RECORDED DATA below:

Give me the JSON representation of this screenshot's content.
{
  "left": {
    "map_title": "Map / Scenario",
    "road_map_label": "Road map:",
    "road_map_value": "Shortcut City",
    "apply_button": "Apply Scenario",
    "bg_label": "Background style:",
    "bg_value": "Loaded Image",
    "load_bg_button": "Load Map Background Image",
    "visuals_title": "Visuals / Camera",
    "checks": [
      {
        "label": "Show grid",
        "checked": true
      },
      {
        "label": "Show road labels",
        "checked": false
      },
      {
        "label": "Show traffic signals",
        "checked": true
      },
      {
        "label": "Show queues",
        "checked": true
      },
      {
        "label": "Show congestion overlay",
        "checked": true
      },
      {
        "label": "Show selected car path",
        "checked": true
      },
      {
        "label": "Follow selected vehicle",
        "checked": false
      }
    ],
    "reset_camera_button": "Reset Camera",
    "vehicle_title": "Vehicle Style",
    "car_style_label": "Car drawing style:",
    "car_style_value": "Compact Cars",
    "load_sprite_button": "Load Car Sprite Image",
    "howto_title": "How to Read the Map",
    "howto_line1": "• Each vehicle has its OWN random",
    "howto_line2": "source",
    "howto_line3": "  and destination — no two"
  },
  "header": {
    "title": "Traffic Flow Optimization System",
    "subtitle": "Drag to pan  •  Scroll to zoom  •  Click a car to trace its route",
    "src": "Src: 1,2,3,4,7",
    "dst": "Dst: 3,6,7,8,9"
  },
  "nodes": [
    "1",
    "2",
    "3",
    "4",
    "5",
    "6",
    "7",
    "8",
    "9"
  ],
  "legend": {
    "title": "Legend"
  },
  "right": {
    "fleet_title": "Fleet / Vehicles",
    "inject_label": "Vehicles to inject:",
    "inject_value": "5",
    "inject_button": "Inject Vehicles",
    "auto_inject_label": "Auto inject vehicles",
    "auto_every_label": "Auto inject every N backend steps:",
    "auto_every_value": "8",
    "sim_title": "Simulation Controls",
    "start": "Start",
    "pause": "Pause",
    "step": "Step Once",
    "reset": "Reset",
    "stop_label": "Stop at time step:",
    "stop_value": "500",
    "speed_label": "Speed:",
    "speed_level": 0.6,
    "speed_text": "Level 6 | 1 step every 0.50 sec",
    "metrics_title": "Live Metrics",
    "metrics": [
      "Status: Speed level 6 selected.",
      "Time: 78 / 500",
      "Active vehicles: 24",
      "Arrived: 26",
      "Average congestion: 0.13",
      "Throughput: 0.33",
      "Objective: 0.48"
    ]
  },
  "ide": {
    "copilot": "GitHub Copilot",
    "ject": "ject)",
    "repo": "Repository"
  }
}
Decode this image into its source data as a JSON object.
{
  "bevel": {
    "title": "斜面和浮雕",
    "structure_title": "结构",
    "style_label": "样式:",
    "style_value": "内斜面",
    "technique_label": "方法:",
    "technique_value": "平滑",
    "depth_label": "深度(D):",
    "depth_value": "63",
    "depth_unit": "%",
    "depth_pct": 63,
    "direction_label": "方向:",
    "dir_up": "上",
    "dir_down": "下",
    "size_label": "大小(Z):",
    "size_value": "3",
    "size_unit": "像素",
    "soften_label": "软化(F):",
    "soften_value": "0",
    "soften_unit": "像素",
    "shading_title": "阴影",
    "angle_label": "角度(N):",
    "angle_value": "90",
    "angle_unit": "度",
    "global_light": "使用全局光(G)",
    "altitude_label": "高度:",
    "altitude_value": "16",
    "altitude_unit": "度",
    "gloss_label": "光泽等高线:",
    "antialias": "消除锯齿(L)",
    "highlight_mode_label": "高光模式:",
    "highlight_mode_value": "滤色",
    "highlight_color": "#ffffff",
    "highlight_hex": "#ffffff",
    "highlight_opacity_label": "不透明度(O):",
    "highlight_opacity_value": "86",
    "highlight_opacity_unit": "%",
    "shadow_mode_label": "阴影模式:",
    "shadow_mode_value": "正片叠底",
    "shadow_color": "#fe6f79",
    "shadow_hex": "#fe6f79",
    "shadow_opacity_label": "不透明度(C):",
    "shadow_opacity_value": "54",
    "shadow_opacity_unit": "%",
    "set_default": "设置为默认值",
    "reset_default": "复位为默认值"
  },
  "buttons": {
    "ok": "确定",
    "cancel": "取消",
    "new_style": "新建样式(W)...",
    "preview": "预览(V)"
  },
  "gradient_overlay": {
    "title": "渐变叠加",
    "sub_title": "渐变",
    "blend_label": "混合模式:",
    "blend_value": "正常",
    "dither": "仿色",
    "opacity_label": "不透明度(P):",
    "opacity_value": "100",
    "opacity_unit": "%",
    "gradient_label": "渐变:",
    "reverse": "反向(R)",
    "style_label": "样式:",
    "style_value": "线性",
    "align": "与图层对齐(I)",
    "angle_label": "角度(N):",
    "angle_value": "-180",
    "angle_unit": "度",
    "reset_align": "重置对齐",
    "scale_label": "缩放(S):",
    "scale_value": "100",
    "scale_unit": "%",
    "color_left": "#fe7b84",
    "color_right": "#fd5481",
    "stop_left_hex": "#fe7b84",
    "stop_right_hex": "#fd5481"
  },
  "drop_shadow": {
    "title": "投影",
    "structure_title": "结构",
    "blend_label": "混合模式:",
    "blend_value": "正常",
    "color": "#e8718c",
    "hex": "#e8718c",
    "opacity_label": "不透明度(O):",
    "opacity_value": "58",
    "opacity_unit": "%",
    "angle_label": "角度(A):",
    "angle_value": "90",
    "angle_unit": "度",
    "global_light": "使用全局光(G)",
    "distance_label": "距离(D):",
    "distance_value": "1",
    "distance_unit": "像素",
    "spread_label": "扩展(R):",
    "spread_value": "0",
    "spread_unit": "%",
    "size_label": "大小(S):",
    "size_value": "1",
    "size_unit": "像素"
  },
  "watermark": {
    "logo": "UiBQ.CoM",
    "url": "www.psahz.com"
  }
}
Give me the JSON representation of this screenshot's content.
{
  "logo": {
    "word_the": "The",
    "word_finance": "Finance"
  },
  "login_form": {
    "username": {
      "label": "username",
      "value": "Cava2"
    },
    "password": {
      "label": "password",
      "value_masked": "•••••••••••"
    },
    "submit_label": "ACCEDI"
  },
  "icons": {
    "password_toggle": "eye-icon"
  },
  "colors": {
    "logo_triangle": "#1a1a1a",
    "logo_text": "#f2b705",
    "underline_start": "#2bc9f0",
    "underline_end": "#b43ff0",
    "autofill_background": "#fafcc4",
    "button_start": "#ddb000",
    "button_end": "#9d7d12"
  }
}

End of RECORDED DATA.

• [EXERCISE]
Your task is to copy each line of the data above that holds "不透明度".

• [TASK SOLUTION]
    "highlight_opacity_label": "不透明度(O):",
    "shadow_opacity_label": "不透明度(C):",
    "opacity_label": "不透明度(P):",
    "opacity_label": "不透明度(O):",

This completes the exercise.